■ **WORK TO COMPLETE**
A single figure is required: the number of lines in the data below that hold the word "true".

■ **RECORDED DATA**
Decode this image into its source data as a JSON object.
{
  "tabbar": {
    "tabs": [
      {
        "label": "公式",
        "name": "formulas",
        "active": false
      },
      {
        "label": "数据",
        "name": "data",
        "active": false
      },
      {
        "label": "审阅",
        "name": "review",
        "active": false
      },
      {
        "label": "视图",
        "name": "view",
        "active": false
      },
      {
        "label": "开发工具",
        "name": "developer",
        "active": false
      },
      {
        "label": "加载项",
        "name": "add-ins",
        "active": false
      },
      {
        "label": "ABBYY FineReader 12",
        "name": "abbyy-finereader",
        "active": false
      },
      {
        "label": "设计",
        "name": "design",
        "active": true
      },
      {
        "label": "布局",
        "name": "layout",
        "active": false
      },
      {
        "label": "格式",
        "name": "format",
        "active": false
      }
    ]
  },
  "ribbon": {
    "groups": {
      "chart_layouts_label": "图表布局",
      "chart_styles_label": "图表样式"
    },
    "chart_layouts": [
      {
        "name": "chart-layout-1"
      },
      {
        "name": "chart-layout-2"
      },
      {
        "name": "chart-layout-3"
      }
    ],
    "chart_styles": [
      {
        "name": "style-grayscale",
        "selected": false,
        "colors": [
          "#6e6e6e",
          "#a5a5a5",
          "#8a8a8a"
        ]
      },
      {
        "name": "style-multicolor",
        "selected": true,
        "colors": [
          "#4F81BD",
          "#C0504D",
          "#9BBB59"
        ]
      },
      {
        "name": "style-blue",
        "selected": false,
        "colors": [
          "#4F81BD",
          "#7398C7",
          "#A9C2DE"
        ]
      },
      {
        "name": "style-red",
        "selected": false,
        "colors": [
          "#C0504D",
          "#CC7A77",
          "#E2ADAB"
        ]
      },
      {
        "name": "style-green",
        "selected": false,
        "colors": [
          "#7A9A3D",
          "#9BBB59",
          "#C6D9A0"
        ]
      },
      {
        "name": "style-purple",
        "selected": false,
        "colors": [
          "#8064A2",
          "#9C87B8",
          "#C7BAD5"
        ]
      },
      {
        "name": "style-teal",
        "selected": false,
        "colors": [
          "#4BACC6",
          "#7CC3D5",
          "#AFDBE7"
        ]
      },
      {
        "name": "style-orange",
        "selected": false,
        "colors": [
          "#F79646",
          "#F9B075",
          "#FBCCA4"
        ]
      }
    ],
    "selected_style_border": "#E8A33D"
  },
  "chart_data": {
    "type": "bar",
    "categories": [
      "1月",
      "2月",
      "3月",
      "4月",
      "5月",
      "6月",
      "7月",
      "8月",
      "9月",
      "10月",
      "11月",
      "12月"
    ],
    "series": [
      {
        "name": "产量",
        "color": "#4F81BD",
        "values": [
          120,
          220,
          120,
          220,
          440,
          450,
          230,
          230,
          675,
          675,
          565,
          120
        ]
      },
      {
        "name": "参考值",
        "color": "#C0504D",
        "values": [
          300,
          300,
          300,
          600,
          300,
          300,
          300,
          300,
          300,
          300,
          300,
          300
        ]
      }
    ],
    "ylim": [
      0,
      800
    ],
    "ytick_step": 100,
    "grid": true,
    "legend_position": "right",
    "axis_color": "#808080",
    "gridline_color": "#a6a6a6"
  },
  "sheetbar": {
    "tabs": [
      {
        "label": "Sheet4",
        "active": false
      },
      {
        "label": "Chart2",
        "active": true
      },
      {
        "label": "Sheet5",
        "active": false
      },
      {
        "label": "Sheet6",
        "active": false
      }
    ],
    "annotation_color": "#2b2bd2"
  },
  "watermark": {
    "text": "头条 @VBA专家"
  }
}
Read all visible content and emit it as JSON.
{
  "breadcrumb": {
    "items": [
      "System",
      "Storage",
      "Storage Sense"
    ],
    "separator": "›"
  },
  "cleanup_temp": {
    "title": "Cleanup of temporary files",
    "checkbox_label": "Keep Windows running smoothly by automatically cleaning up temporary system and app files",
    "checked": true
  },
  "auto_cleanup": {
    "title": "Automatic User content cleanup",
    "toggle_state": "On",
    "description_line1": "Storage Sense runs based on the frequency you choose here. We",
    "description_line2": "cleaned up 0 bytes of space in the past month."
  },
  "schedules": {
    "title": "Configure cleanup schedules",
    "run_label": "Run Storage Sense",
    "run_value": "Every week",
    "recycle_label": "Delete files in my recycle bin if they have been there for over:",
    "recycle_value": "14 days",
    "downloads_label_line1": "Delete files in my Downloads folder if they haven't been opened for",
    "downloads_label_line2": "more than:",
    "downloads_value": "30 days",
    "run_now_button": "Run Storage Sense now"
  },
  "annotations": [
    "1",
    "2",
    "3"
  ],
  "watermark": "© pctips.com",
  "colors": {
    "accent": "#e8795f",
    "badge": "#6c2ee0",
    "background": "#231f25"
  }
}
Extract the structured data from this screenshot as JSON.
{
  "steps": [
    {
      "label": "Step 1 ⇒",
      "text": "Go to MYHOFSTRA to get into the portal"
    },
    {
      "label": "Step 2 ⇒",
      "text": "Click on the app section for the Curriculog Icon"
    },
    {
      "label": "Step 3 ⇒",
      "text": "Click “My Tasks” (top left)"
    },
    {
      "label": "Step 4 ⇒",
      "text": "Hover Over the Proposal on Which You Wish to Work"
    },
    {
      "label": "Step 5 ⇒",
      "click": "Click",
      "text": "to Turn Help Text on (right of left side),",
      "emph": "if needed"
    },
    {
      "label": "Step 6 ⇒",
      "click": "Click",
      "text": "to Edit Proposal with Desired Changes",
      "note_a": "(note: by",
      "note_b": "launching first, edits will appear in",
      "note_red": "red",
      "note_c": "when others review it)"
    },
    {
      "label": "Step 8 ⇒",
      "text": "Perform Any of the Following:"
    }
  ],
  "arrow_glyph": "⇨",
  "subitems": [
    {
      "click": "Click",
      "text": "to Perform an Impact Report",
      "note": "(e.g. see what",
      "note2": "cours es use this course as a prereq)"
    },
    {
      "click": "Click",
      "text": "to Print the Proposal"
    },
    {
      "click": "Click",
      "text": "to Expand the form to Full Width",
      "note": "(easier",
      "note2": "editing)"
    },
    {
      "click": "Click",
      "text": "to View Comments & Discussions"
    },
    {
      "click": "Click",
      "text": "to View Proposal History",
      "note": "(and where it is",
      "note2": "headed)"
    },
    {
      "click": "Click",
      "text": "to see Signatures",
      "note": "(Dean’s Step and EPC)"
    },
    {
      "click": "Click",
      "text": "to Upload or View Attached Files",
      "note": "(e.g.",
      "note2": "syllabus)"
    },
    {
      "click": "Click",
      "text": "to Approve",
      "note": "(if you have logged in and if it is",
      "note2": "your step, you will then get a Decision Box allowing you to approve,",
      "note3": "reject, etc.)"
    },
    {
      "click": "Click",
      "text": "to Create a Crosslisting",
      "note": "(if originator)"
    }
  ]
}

■ **ANSWER AREA**
5